December 31, 2012, will be a very important date in the lives of taxpayers, because that is the date that many tax-saving provisions are set to expire. Congress has extended many of these provisions on a year-by-year basis. However, as it stands now, many tax-cutting provisions have already expired or will expire. Here are a few of the more important ones that could apply to you.
- Employee’s share of social security taxes. The employee’s share of FICA taxes will return to 6.2% after 2012, up from 4.2%.
- Income tax rates. The 10% tax rate bracket will be eliminated, and the top rate will be 39.6% (up from 35%).
- Long-term capital gains.
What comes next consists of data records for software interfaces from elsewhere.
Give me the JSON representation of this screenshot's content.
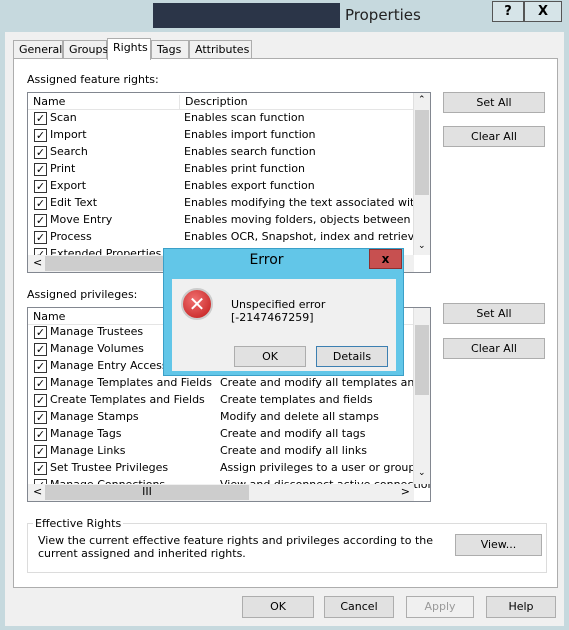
{
  "window": {
    "title": "Properties",
    "help": "?",
    "close": "X"
  },
  "tabs": [
    {
      "label": "General"
    },
    {
      "label": "Groups"
    },
    {
      "label": "Rights"
    },
    {
      "label": "Tags"
    },
    {
      "label": "Attributes"
    }
  ],
  "features": {
    "label": "Assigned feature rights:",
    "col_name": "Name",
    "col_desc": "Description",
    "set_all": "Set All",
    "clear_all": "Clear All",
    "rows": [
      {
        "name": "Scan",
        "desc": "Enables scan function"
      },
      {
        "name": "Import",
        "desc": "Enables import function"
      },
      {
        "name": "Search",
        "desc": "Enables search function"
      },
      {
        "name": "Print",
        "desc": "Enables print function"
      },
      {
        "name": "Export",
        "desc": "Enables export function"
      },
      {
        "name": "Edit Text",
        "desc": "Enables modifying the text associated with a do"
      },
      {
        "name": "Move Entry",
        "desc": "Enables moving folders, objects between folder"
      },
      {
        "name": "Process",
        "desc": "Enables OCR, Snapshot, index and retrieval of"
      },
      {
        "name": "Extended Properties",
        "desc": ""
      }
    ]
  },
  "privileges": {
    "label": "Assigned privileges:",
    "col_name": "Name",
    "set_all": "Set All",
    "clear_all": "Clear All",
    "rows": [
      {
        "name": "Manage Trustees",
        "desc": ""
      },
      {
        "name": "Manage Volumes",
        "desc": ""
      },
      {
        "name": "Manage Entry Access",
        "desc": ""
      },
      {
        "name": "Manage Templates and Fields",
        "desc": "Create and modify all templates and fiel"
      },
      {
        "name": "Create Templates and Fields",
        "desc": "Create templates and fields"
      },
      {
        "name": "Manage Stamps",
        "desc": "Modify and delete all stamps"
      },
      {
        "name": "Manage Tags",
        "desc": "Create and modify all tags"
      },
      {
        "name": "Manage Links",
        "desc": "Create and modify all links"
      },
      {
        "name": "Set Trustee Privileges",
        "desc": "Assign privileges to a user or group"
      },
      {
        "name": "Manage Connections",
        "desc": "View and disconnect active connections"
      }
    ]
  },
  "effective": {
    "title": "Effective Rights",
    "text": "View the current effective feature rights and privileges according to the current assigned and inherited rights.",
    "view": "View..."
  },
  "footer": {
    "ok": "OK",
    "cancel": "Cancel",
    "apply": "Apply",
    "help": "Help"
  },
  "error": {
    "title": "Error",
    "message": "Unspecified error [-2147467259]",
    "ok": "OK",
    "details": "Details",
    "close": "x"
  }
}
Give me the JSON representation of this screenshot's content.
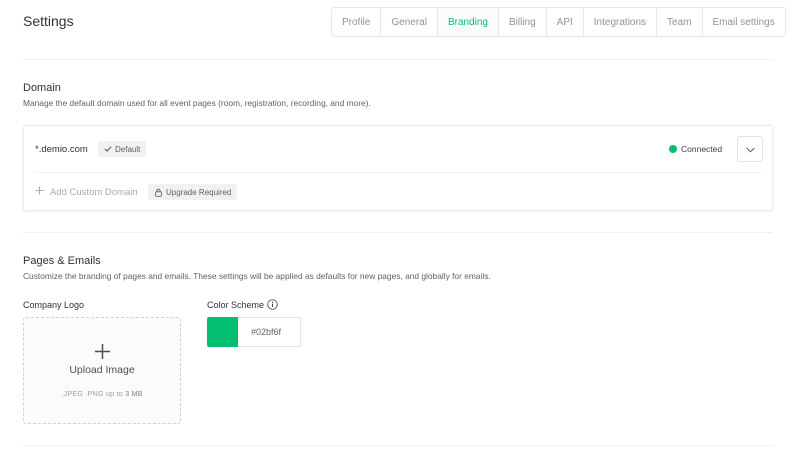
{
  "header": {
    "title": "Settings",
    "tabs": [
      {
        "label": "Profile"
      },
      {
        "label": "General"
      },
      {
        "label": "Branding",
        "active": true
      },
      {
        "label": "Billing"
      },
      {
        "label": "API"
      },
      {
        "label": "Integrations"
      },
      {
        "label": "Team"
      },
      {
        "label": "Email settings"
      }
    ]
  },
  "domain": {
    "title": "Domain",
    "description": "Manage the default domain used for all event pages (room, registration, recording, and more).",
    "name": "*.demio.com",
    "default_badge": "Default",
    "status": "Connected",
    "status_color": "#02bf6f",
    "add_custom_label": "Add Custom Domain",
    "upgrade_badge": "Upgrade Required"
  },
  "pages_emails": {
    "title": "Pages & Emails",
    "description": "Customize the branding of pages and emails. These settings will be applied as defaults for new pages, and globally for emails.",
    "company_logo": {
      "label": "Company Logo",
      "upload_label": "Upload Image",
      "hint_formats": ".JPEG .PNG",
      "hint_text": "up to",
      "hint_size": "3 MB"
    },
    "color_scheme": {
      "label": "Color Scheme",
      "value": "#02bf6f"
    }
  },
  "colors": {
    "accent": "#02bf6f"
  }
}
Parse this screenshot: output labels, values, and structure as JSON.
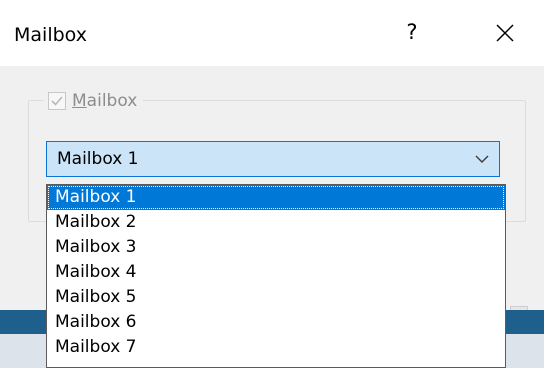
{
  "window": {
    "title": "Mailbox",
    "help_icon": "?",
    "close_icon": "close-icon"
  },
  "group": {
    "checkbox_checked": true,
    "label_prefix": "",
    "label_mnemonic": "M",
    "label_rest": "ailbox"
  },
  "combo": {
    "selected_value": "Mailbox 1",
    "icon": "chevron-down-icon"
  },
  "dropdown": {
    "options": [
      "Mailbox 1",
      "Mailbox 2",
      "Mailbox 3",
      "Mailbox 4",
      "Mailbox 5",
      "Mailbox 6",
      "Mailbox 7"
    ],
    "highlighted_index": 0
  },
  "colors": {
    "accent": "#0078d7",
    "combo_bg": "#cce4f7",
    "dialog_bg": "#f0f0f0"
  }
}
The maximum tax on most long-term capital gains will increase from the current level of 15% to 20%. For some low-income taxpayers, the current long-term capital gains rate can be zero. That provision will also be eliminated. Additionally, qualified dividends will no longer be taxed at the long-term gains rates (including the zero rate for lower-income taxpayers). Instead, dividends will be taxed at ordinary income rates as high as 39.6%.
- Child tax credit. The current credit, which is $1,000 for a qualifying child, will be reduced to $500.
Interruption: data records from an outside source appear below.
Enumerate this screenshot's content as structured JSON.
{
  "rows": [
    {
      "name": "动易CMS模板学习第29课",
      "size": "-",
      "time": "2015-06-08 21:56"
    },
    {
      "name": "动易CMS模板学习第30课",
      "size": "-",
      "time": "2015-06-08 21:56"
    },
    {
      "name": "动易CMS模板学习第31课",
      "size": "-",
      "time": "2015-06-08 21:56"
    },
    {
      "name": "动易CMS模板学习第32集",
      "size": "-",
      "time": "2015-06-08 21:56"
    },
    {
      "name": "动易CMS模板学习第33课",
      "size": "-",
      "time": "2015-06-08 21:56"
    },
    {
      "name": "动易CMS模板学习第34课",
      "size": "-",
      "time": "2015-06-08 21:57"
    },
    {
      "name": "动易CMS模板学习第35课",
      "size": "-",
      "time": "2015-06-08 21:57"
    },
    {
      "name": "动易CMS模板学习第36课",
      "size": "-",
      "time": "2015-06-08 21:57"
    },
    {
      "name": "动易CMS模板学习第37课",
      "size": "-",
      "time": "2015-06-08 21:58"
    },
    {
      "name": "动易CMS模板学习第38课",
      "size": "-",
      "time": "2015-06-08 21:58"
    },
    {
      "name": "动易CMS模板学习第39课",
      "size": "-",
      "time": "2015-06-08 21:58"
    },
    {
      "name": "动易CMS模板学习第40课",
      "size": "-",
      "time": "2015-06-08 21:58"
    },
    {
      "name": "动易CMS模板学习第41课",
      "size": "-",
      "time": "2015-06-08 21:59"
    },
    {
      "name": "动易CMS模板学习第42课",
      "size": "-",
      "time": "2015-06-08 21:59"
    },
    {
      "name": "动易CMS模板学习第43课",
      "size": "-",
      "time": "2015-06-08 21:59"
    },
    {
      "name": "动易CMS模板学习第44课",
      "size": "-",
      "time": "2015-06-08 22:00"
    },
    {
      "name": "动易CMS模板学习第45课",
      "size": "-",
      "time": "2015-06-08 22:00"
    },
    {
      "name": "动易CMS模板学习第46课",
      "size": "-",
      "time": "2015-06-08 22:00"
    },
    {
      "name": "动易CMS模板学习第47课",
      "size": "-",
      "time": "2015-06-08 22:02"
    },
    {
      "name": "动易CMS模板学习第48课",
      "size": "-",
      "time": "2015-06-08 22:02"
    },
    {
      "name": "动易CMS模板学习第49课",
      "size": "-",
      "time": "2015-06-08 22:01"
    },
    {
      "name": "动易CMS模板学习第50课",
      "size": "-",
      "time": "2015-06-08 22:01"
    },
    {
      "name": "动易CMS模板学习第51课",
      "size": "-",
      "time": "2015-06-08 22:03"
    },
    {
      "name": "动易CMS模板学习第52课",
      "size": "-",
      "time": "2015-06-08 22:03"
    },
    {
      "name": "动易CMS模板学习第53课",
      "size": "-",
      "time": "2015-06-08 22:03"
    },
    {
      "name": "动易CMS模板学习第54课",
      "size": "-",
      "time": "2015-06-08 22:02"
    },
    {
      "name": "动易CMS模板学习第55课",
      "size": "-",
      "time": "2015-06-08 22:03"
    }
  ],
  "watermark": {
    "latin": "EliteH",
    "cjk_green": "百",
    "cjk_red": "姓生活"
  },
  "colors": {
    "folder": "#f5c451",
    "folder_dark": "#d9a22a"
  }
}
- Student loan interest deduction. This deduction will be limited to only the first 60 months that interest payments are made, and there will be a much lower income limit where this deduction can be claimed at all.
- Section 179 expensing deductions. The first-year expensing limit and qualifying property limit will be reduced to $25,000 and $200,000 (down from the 2012 levels of $139,000 and $560,000).
- Itemized deductions. Itemized deductions are currently not reduced by the size of your adjusted gross income. That provision will expire, and itemized deductions will again be reduced for higher bracket taxpayers.
- Estate and gift taxes. The estate and gift tax rules will revert to those in effect before 2001. That means the maximum estate and gift tax rate will increase to 55% (up from 35%), and the maximum amount of assets to be left to beneficiaries tax-free will be reduced to $1,000,000 (down from the current level of $5,120,000).
What can you do to manage your tax bill for 2012 and 2013? You should monitor the tax landscape as Congress returns to Washington. Some of the things that you’ll want to examine include the following:
- Should you accelerate income into 2012 in order to take advantage of the current tax rates that may be lower than future rates?
- Should you sell assets that you have held long-term (such as stocks, mutual funds, and property) to take advantage of the expected lower capital gains tax rates in 2012?
- Should you sell dividend-paying stocks since the tax benefit for holding such stock may be eliminated?
Contact us if you would like to review these and other tax issues before year-end.